• [EXERCISE PROMPT]
All entries must come back exactly as given, with no pictures in the copy.

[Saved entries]

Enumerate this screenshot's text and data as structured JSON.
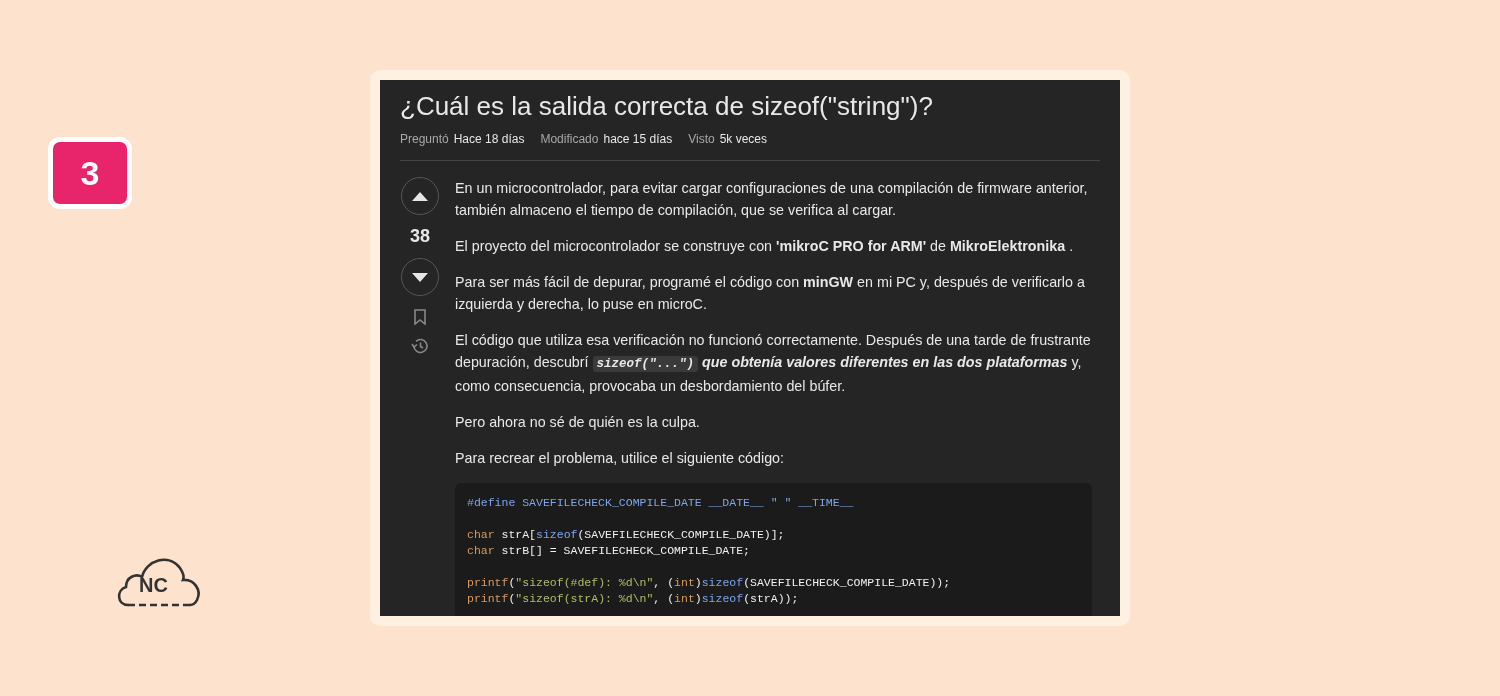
{
  "badge": {
    "text": "3"
  },
  "logo": {
    "text": "NC"
  },
  "question": {
    "title": "¿Cuál es la salida correcta de sizeof(\"string\")?",
    "meta": [
      {
        "label": "Preguntó",
        "value": "Hace 18 días"
      },
      {
        "label": "Modificado",
        "value": "hace 15 días"
      },
      {
        "label": "Visto",
        "value": "5k veces"
      }
    ],
    "score": "38",
    "paragraphs": [
      [
        {
          "kind": "text",
          "text": "En un microcontrolador, para evitar cargar configuraciones de una compilación de firmware anterior, también almaceno el tiempo de compilación, que se verifica al cargar."
        }
      ],
      [
        {
          "kind": "text",
          "text": "El proyecto del microcontrolador se construye con **'mikroC PRO for ARM'** de **MikroElektronika** ."
        }
      ],
      [
        {
          "kind": "text",
          "text": "Para ser más fácil de depurar, programé el código con **minGW** en mi PC y, después de verificarlo a izquierda y derecha, lo puse en microC."
        }
      ],
      [
        {
          "kind": "text",
          "text": "El código que utiliza esa verificación no funcionó correctamente. Después de una tarde de frustrante depuración, descubrí "
        },
        {
          "kind": "code",
          "text": "sizeof(\"...\")"
        },
        {
          "kind": "strong_em",
          "text": " que obtenía valores diferentes en las dos plataformas"
        },
        {
          "kind": "text",
          "text": " y, como consecuencia, provocaba un desbordamiento del búfer."
        }
      ],
      [
        {
          "kind": "text",
          "text": "Pero ahora no sé de quién es la culpa."
        }
      ],
      [
        {
          "kind": "text",
          "text": "Para recrear el problema, utilice el siguiente código:"
        }
      ]
    ],
    "code_lines": [
      {
        "gap_before": false,
        "tokens": [
          {
            "kind": "preproc",
            "text": "#define SAVEFILECHECK_COMPILE_DATE __DATE__ \" \" __TIME__"
          }
        ]
      },
      {
        "gap_before": true,
        "tokens": [
          {
            "kind": "type",
            "text": "char"
          },
          {
            "kind": "plain",
            "text": " strA["
          },
          {
            "kind": "keyword",
            "text": "sizeof"
          },
          {
            "kind": "plain",
            "text": "(SAVEFILECHECK_COMPILE_DATE)];"
          }
        ]
      },
      {
        "gap_before": false,
        "tokens": [
          {
            "kind": "type",
            "text": "char"
          },
          {
            "kind": "plain",
            "text": " strB[] = SAVEFILECHECK_COMPILE_DATE;"
          }
        ]
      },
      {
        "gap_before": true,
        "tokens": [
          {
            "kind": "type",
            "text": "printf"
          },
          {
            "kind": "plain",
            "text": "("
          },
          {
            "kind": "string",
            "text": "\"sizeof(#def): %d\\n\""
          },
          {
            "kind": "plain",
            "text": ", ("
          },
          {
            "kind": "type",
            "text": "int"
          },
          {
            "kind": "plain",
            "text": ")"
          },
          {
            "kind": "keyword",
            "text": "sizeof"
          },
          {
            "kind": "plain",
            "text": "(SAVEFILECHECK_COMPILE_DATE));"
          }
        ]
      },
      {
        "gap_before": false,
        "tokens": [
          {
            "kind": "type",
            "text": "printf"
          },
          {
            "kind": "plain",
            "text": "("
          },
          {
            "kind": "string",
            "text": "\"sizeof(strA): %d\\n\""
          },
          {
            "kind": "plain",
            "text": ", ("
          },
          {
            "kind": "type",
            "text": "int"
          },
          {
            "kind": "plain",
            "text": ")"
          },
          {
            "kind": "keyword",
            "text": "sizeof"
          },
          {
            "kind": "plain",
            "text": "(strA));"
          }
        ]
      }
    ]
  }
}
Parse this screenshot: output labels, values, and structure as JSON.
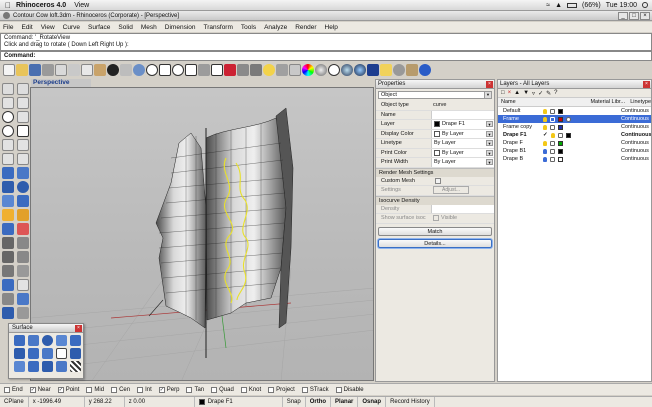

• [EXPECTED OUTPUT]
Enumerate this screenshot's text and data as structured JSON.
{
  "badge": {
    "text": "3"
  },
  "logo": {
    "text": "NC"
  },
  "question": {
    "title": "¿Cuál es la salida correcta de sizeof(\"string\")?",
    "meta": [
      {
        "label": "Preguntó",
        "value": "Hace 18 días"
      },
      {
        "label": "Modificado",
        "value": "hace 15 días"
      },
      {
        "label": "Visto",
        "value": "5k veces"
      }
    ],
    "score": "38",
    "paragraphs": [
      [
        {
          "kind": "text",
          "text": "En un microcontrolador, para evitar cargar configuraciones de una compilación de firmware anterior, también almaceno el tiempo de compilación, que se verifica al cargar."
        }
      ],
      [
        {
          "kind": "text",
          "text": "El proyecto del microcontrolador se construye con **'mikroC PRO for ARM'** de **MikroElektronika** ."
        }
      ],
      [
        {
          "kind": "text",
          "text": "Para ser más fácil de depurar, programé el código con **minGW** en mi PC y, después de verificarlo a izquierda y derecha, lo puse en microC."
        }
      ],
      [
        {
          "kind": "text",
          "text": "El código que utiliza esa verificación no funcionó correctamente. Después de una tarde de frustrante depuración, descubrí "
        },
        {
          "kind": "code",
          "text": "sizeof(\"...\")"
        },
        {
          "kind": "strong_em",
          "text": " que obtenía valores diferentes en las dos plataformas"
        },
        {
          "kind": "text",
          "text": " y, como consecuencia, provocaba un desbordamiento del búfer."
        }
      ],
      [
        {
          "kind": "text",
          "text": "Pero ahora no sé de quién es la culpa."
        }
      ],
      [
        {
          "kind": "text",
          "text": "Para recrear el problema, utilice el siguiente código:"
        }
      ]
    ],
    "code_lines": [
      {
        "gap_before": false,
        "tokens": [
          {
            "kind": "preproc",
            "text": "#define SAVEFILECHECK_COMPILE_DATE __DATE__ \" \" __TIME__"
          }
        ]
      },
      {
        "gap_before": true,
        "tokens": [
          {
            "kind": "type",
            "text": "char"
          },
          {
            "kind": "plain",
            "text": " strA["
          },
          {
            "kind": "keyword",
            "text": "sizeof"
          },
          {
            "kind": "plain",
            "text": "(SAVEFILECHECK_COMPILE_DATE)];"
          }
        ]
      },
      {
        "gap_before": false,
        "tokens": [
          {
            "kind": "type",
            "text": "char"
          },
          {
            "kind": "plain",
            "text": " strB[] = SAVEFILECHECK_COMPILE_DATE;"
          }
        ]
      },
      {
        "gap_before": true,
        "tokens": [
          {
            "kind": "type",
            "text": "printf"
          },
          {
            "kind": "plain",
            "text": "("
          },
          {
            "kind": "string",
            "text": "\"sizeof(#def): %d\\n\""
          },
          {
            "kind": "plain",
            "text": ", ("
          },
          {
            "kind": "type",
            "text": "int"
          },
          {
            "kind": "plain",
            "text": ")"
          },
          {
            "kind": "keyword",
            "text": "sizeof"
          },
          {
            "kind": "plain",
            "text": "(SAVEFILECHECK_COMPILE_DATE));"
          }
        ]
      },
      {
        "gap_before": false,
        "tokens": [
          {
            "kind": "type",
            "text": "printf"
          },
          {
            "kind": "plain",
            "text": "("
          },
          {
            "kind": "string",
            "text": "\"sizeof(strA): %d\\n\""
          },
          {
            "kind": "plain",
            "text": ", ("
          },
          {
            "kind": "type",
            "text": "int"
          },
          {
            "kind": "plain",
            "text": ")"
          },
          {
            "kind": "keyword",
            "text": "sizeof"
          },
          {
            "kind": "plain",
            "text": "(strA));"
          }
        ]
      }
    ]
  }
}
Parse this screenshot: output labels, values, and structure as JSON.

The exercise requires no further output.